# What the task asks:
When you repeat the entries below, please keep them exact and leave out the pictures.

# Excerpts from an interface dataset:
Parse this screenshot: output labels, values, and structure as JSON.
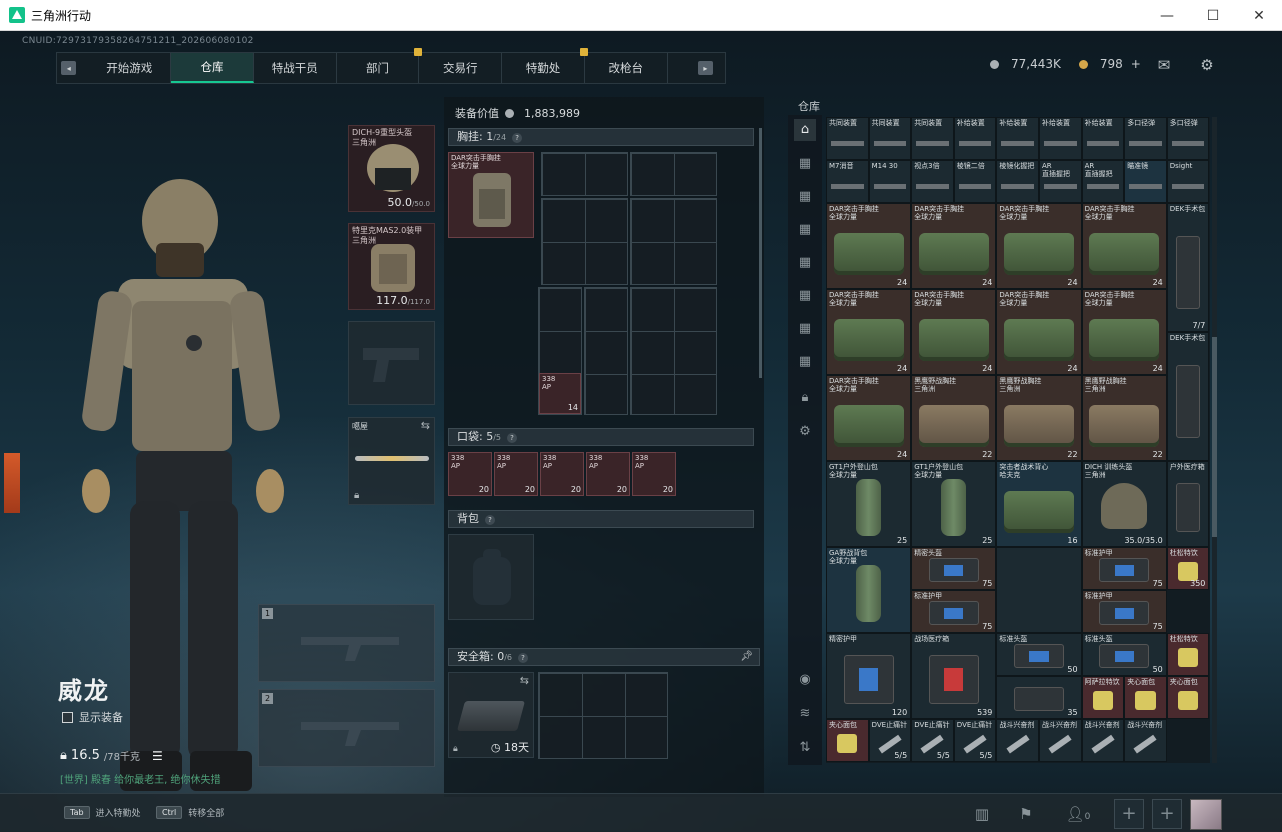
{
  "window": {
    "title": "三角洲行动",
    "min": "—",
    "max": "☐",
    "close": "✕"
  },
  "cnuid": "CNUID:7297317935826475121​1_202606080102",
  "nav": {
    "left_key": "◂",
    "right_key": "▸",
    "tabs": [
      "开始游戏",
      "仓库",
      "特战干员",
      "部门",
      "交易行",
      "特勤处",
      "改枪台"
    ],
    "active": "仓库"
  },
  "currency": {
    "coins": "77,443K",
    "tickets": "798",
    "plus": "+"
  },
  "equip": {
    "helmet": {
      "label": "DICH-9重型头盔\n三角洲",
      "value": "50.0",
      "max": "/50.0"
    },
    "armor": {
      "label": "特里克MAS2.0装甲\n三角洲",
      "value": "117.0",
      "max": "/117.0"
    },
    "melee": {
      "label": "噶屋"
    },
    "gun1": "1",
    "gun2": "2"
  },
  "player": {
    "name": "威龙",
    "show_equip": "显示装备",
    "weight": "16.5",
    "weight_max": "/78千克",
    "chat": "[世界] 殿春 给你最老王, 绝你休失措"
  },
  "mid": {
    "value_label": "装备价值",
    "value": "1,883,989",
    "chest": {
      "label": "胸挂:",
      "count": "1",
      "max": "/24"
    },
    "chest_item": "DAR突击手胸挂\n全球力量",
    "chest_small": {
      "label": "338\nAP",
      "count": "14"
    },
    "pocket": {
      "label": "口袋:",
      "count": "5",
      "max": "/5"
    },
    "pocket_items": [
      {
        "label": "338\nAP",
        "count": "20"
      },
      {
        "label": "338\nAP",
        "count": "20"
      },
      {
        "label": "338\nAP",
        "count": "20"
      },
      {
        "label": "338\nAP",
        "count": "20"
      },
      {
        "label": "338\nAP",
        "count": "20"
      }
    ],
    "backpack": {
      "label": "背包"
    },
    "safe": {
      "label": "安全箱:",
      "count": "0",
      "max": "/6",
      "days": "18天"
    }
  },
  "warehouse": {
    "title": "仓库",
    "row1": [
      "共同装置",
      "共同装置",
      "共同装置",
      "补给装置",
      "补给装置",
      "补给装置",
      "补给装置",
      "多口径弹",
      "多口径弹"
    ],
    "row2": [
      "M7消音",
      "M14 30",
      "视点3倍",
      "棱镜二倍",
      "棱镜化握把",
      "AR\n直插握把",
      "AR\n直插握把",
      "瞄准镜",
      "Dsight"
    ],
    "bags": [
      "DAR突击手胸挂\n全球力量",
      "DAR突击手胸挂\n全球力量",
      "DAR突击手胸挂\n全球力量",
      "DAR突击手胸挂\n全球力量"
    ],
    "bags_row3": [
      "DAR突击手胸挂\n全球力量",
      "黑鹰野战胸挂\n三角洲",
      "黑鹰野战胸挂\n三角洲",
      "黑鹰野战胸挂\n三角洲"
    ],
    "bag_count": "24",
    "bag_count2": "22",
    "dek": "DEK手术包",
    "dek_count": "7/7",
    "row5": [
      "GT1户外登山包\n全球力量",
      "GT1户外登山包\n全球力量",
      "突击者战术背心\n哈夫克",
      "DICH 训练头盔\n三角洲",
      "户外医疗箱"
    ],
    "row5_counts": [
      "25",
      "25",
      "16",
      "35.0/35.0"
    ],
    "ga": "GA野战背包\n全球力量",
    "med": [
      "精密头盔",
      "标准护甲",
      "标准护甲",
      "标准护甲",
      "杜松特饮"
    ],
    "med_counts": [
      "75",
      "75",
      "75",
      "75",
      "350"
    ],
    "row7": [
      "精密护甲",
      "战场医疗箱",
      "标准头盔",
      "标准头盔",
      "杜松特饮"
    ],
    "row7_counts": [
      "120",
      "539",
      "50",
      "50"
    ],
    "row8": [
      "阿萨拉特饮",
      "夹心面包",
      "夹心面包"
    ],
    "row8_count": "35",
    "last": [
      "夹心面包",
      "DVE止痛针",
      "DVE止痛针",
      "DVE止痛针",
      "战斗兴奋剂",
      "战斗兴奋剂",
      "战斗兴奋剂",
      "战斗兴奋剂"
    ],
    "last_count": "5/5"
  },
  "bottom": {
    "tab_key": "Tab",
    "tab_text": "进入特勤处",
    "ctrl_key": "Ctrl",
    "ctrl_text": "转移全部",
    "friends": "0"
  },
  "colors": {
    "accent": "#17c892",
    "warn": "#e0b33a"
  }
}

# Written solution:
Parse this screenshot: output labels, values, and structure as JSON.
{
  "window": {
    "title": "三角洲行动",
    "min": "—",
    "max": "☐",
    "close": "✕"
  },
  "cnuid": "CNUID:7297317935826475121​1_202606080102",
  "nav": {
    "left_key": "◂",
    "right_key": "▸",
    "tabs": [
      "开始游戏",
      "仓库",
      "特战干员",
      "部门",
      "交易行",
      "特勤处",
      "改枪台"
    ],
    "active": "仓库"
  },
  "currency": {
    "coins": "77,443K",
    "tickets": "798",
    "plus": "+"
  },
  "equip": {
    "helmet": {
      "label": "DICH-9重型头盔\n三角洲",
      "value": "50.0",
      "max": "/50.0"
    },
    "armor": {
      "label": "特里克MAS2.0装甲\n三角洲",
      "value": "117.0",
      "max": "/117.0"
    },
    "melee": {
      "label": "噶屋"
    },
    "gun1": "1",
    "gun2": "2"
  },
  "player": {
    "name": "威龙",
    "show_equip": "显示装备",
    "weight": "16.5",
    "weight_max": "/78千克",
    "chat": "[世界] 殿春 给你最老王, 绝你休失措"
  },
  "mid": {
    "value_label": "装备价值",
    "value": "1,883,989",
    "chest": {
      "label": "胸挂:",
      "count": "1",
      "max": "/24"
    },
    "chest_item": "DAR突击手胸挂\n全球力量",
    "chest_small": {
      "label": "338\nAP",
      "count": "14"
    },
    "pocket": {
      "label": "口袋:",
      "count": "5",
      "max": "/5"
    },
    "pocket_items": [
      {
        "label": "338\nAP",
        "count": "20"
      },
      {
        "label": "338\nAP",
        "count": "20"
      },
      {
        "label": "338\nAP",
        "count": "20"
      },
      {
        "label": "338\nAP",
        "count": "20"
      },
      {
        "label": "338\nAP",
        "count": "20"
      }
    ],
    "backpack": {
      "label": "背包"
    },
    "safe": {
      "label": "安全箱:",
      "count": "0",
      "max": "/6",
      "days": "18天"
    }
  },
  "warehouse": {
    "title": "仓库",
    "row1": [
      "共同装置",
      "共同装置",
      "共同装置",
      "补给装置",
      "补给装置",
      "补给装置",
      "补给装置",
      "多口径弹",
      "多口径弹"
    ],
    "row2": [
      "M7消音",
      "M14 30",
      "视点3倍",
      "棱镜二倍",
      "棱镜化握把",
      "AR\n直插握把",
      "AR\n直插握把",
      "瞄准镜",
      "Dsight"
    ],
    "bags": [
      "DAR突击手胸挂\n全球力量",
      "DAR突击手胸挂\n全球力量",
      "DAR突击手胸挂\n全球力量",
      "DAR突击手胸挂\n全球力量"
    ],
    "bags_row3": [
      "DAR突击手胸挂\n全球力量",
      "黑鹰野战胸挂\n三角洲",
      "黑鹰野战胸挂\n三角洲",
      "黑鹰野战胸挂\n三角洲"
    ],
    "bag_count": "24",
    "bag_count2": "22",
    "dek": "DEK手术包",
    "dek_count": "7/7",
    "row5": [
      "GT1户外登山包\n全球力量",
      "GT1户外登山包\n全球力量",
      "突击者战术背心\n哈夫克",
      "DICH 训练头盔\n三角洲",
      "户外医疗箱"
    ],
    "row5_counts": [
      "25",
      "25",
      "16",
      "35.0/35.0"
    ],
    "ga": "GA野战背包\n全球力量",
    "med": [
      "精密头盔",
      "标准护甲",
      "标准护甲",
      "标准护甲",
      "杜松特饮"
    ],
    "med_counts": [
      "75",
      "75",
      "75",
      "75",
      "350"
    ],
    "row7": [
      "精密护甲",
      "战场医疗箱",
      "标准头盔",
      "标准头盔",
      "杜松特饮"
    ],
    "row7_counts": [
      "120",
      "539",
      "50",
      "50"
    ],
    "row8": [
      "阿萨拉特饮",
      "夹心面包",
      "夹心面包"
    ],
    "row8_count": "35",
    "last": [
      "夹心面包",
      "DVE止痛针",
      "DVE止痛针",
      "DVE止痛针",
      "战斗兴奋剂",
      "战斗兴奋剂",
      "战斗兴奋剂",
      "战斗兴奋剂"
    ],
    "last_count": "5/5"
  },
  "bottom": {
    "tab_key": "Tab",
    "tab_text": "进入特勤处",
    "ctrl_key": "Ctrl",
    "ctrl_text": "转移全部",
    "friends": "0"
  },
  "colors": {
    "accent": "#17c892",
    "warn": "#e0b33a"
  }
}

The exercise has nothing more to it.